» Required action
Using the listing below, return every line that includes "Stataex".

» Supplied entries
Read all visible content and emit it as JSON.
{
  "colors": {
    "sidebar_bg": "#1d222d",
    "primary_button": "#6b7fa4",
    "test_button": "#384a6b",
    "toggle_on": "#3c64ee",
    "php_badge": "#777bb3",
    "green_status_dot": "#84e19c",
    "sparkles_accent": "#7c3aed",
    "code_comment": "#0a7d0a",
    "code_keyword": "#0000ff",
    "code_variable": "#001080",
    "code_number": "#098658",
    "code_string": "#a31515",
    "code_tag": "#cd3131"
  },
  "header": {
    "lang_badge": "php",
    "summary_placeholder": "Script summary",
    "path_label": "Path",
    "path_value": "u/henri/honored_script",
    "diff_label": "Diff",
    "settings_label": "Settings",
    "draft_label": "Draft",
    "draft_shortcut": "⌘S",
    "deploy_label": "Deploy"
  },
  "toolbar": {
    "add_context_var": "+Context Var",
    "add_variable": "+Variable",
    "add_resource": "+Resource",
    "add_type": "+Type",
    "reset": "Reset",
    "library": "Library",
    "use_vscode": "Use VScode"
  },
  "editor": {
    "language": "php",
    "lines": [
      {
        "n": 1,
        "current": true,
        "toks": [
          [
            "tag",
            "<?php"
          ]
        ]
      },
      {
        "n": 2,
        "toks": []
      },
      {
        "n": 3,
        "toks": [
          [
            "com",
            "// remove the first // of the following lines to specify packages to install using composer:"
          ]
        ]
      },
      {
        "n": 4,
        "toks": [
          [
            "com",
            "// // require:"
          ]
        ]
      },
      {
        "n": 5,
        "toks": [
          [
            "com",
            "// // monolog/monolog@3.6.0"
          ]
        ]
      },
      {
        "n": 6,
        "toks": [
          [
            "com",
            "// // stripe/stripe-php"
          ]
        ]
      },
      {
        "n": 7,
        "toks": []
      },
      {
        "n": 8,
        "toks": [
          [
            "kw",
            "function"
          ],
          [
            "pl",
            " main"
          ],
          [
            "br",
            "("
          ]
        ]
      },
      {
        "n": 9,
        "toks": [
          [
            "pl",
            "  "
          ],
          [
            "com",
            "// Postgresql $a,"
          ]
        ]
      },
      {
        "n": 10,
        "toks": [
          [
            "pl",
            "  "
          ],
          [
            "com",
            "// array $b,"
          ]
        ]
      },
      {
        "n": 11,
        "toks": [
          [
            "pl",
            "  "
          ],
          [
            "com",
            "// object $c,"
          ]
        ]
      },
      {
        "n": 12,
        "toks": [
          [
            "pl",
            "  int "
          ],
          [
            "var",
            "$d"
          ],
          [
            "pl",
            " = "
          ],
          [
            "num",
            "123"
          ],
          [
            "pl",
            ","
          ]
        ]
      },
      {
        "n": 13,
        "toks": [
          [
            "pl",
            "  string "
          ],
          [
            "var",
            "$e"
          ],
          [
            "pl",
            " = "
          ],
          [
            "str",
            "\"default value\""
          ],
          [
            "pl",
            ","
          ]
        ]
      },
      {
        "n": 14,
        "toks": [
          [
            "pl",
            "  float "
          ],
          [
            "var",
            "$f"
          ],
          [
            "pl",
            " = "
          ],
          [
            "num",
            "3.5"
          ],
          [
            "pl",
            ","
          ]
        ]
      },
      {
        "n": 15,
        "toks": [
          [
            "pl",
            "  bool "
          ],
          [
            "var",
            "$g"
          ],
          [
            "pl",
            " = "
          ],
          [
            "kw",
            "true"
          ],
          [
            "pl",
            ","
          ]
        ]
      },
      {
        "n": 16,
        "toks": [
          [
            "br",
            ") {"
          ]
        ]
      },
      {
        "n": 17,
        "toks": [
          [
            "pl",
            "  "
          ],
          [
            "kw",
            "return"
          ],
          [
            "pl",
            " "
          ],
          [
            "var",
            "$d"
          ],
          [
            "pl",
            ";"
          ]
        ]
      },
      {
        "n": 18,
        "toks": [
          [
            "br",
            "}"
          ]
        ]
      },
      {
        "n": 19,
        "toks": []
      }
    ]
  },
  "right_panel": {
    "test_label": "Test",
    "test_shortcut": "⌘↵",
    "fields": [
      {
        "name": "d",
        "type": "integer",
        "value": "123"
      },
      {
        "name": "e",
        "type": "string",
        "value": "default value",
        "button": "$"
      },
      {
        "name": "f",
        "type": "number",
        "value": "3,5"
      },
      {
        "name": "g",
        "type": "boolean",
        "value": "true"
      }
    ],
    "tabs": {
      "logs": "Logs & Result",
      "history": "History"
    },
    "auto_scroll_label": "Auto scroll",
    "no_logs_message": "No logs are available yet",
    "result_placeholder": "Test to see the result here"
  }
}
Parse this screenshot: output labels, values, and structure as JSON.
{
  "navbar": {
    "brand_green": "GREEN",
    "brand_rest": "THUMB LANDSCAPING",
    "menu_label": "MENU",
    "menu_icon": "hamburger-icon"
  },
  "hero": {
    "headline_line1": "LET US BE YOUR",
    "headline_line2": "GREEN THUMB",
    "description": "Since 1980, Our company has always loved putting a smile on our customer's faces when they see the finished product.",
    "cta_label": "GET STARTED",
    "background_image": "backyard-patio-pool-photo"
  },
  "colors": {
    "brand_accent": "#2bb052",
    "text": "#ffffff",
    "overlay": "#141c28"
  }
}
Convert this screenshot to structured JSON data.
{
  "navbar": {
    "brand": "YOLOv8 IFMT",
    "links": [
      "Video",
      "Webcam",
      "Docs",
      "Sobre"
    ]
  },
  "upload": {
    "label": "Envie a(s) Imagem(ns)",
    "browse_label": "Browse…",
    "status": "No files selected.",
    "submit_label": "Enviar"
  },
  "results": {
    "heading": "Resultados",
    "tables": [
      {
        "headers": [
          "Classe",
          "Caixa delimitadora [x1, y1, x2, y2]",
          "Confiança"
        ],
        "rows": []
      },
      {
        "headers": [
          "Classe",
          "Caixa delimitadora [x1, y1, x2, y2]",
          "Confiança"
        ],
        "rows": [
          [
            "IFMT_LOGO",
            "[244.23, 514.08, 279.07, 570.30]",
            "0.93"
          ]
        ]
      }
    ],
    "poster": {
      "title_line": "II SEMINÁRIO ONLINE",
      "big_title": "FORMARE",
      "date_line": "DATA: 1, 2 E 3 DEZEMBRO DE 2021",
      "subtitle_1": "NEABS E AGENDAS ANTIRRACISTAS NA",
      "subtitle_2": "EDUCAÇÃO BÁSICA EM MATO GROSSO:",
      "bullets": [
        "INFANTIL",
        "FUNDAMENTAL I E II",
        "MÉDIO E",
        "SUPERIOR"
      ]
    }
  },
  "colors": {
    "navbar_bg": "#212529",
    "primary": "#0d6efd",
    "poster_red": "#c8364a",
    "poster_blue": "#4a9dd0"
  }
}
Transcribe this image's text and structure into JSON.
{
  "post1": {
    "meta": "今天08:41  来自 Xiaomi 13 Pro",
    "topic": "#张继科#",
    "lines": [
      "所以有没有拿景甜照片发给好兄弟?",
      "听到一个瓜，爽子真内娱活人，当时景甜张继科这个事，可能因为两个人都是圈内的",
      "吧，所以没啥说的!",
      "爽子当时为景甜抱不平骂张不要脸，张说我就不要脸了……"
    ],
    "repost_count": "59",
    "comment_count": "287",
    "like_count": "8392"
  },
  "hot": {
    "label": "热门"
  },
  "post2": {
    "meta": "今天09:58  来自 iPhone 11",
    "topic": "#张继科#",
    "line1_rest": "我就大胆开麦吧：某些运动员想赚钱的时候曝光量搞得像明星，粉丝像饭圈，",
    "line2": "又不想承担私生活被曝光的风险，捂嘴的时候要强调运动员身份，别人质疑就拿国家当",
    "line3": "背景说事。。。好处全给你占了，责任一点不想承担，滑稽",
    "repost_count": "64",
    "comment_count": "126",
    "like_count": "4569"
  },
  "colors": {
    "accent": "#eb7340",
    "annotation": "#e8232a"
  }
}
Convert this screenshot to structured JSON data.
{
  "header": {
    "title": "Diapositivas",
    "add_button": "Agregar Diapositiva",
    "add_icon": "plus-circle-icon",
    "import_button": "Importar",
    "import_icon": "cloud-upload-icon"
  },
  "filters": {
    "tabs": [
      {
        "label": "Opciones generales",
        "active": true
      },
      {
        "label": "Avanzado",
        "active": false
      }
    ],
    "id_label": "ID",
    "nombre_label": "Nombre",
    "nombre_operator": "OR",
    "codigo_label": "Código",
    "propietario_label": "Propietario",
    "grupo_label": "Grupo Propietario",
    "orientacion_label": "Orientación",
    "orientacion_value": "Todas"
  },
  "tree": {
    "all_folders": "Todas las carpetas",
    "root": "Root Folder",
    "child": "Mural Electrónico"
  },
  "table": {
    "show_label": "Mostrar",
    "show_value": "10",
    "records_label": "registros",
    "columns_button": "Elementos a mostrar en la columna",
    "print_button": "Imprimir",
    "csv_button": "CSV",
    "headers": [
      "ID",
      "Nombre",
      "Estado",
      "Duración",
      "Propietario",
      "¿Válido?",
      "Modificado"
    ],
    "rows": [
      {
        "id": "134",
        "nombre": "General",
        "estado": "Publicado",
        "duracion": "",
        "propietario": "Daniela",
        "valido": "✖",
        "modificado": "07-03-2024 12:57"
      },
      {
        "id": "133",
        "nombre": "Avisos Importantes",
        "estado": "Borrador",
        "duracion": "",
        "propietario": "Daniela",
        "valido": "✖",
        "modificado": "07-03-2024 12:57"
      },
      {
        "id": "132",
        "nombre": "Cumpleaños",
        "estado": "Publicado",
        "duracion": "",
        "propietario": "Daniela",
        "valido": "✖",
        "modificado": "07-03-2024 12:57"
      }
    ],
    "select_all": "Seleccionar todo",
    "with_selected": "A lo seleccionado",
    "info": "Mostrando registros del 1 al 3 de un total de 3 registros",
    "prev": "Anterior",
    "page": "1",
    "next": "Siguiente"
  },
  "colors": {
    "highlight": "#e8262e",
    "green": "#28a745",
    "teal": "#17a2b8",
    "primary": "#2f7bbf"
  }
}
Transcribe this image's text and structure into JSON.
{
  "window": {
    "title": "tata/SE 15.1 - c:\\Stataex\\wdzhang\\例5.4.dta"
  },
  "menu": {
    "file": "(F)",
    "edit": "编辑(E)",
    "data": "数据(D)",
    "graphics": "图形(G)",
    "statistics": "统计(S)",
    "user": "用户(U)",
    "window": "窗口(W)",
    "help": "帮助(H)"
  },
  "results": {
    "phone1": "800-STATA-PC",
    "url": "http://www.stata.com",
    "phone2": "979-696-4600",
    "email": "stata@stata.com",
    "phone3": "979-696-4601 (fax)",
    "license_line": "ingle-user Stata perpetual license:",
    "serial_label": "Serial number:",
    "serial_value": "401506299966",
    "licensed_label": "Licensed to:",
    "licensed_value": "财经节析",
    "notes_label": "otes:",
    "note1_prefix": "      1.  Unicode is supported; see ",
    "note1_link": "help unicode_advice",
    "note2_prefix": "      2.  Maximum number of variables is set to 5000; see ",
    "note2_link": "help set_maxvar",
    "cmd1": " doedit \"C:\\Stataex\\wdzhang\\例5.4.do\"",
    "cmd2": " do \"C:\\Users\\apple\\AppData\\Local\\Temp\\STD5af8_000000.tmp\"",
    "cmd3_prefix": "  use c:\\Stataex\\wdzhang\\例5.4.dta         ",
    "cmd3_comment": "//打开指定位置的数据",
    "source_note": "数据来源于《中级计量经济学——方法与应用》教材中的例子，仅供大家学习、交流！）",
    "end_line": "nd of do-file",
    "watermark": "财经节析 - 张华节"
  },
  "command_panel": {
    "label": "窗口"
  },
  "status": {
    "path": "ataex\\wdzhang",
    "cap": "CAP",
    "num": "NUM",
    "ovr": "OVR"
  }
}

» Written reply
    "title": "tata/SE 15.1 - c:\\Stataex\\wdzhang\\例5.4.dta"
    "cmd1": " doedit \"C:\\Stataex\\wdzhang\\例5.4.do\"",
    "cmd3_prefix": "  use c:\\Stataex\\wdzhang\\例5.4.dta         ",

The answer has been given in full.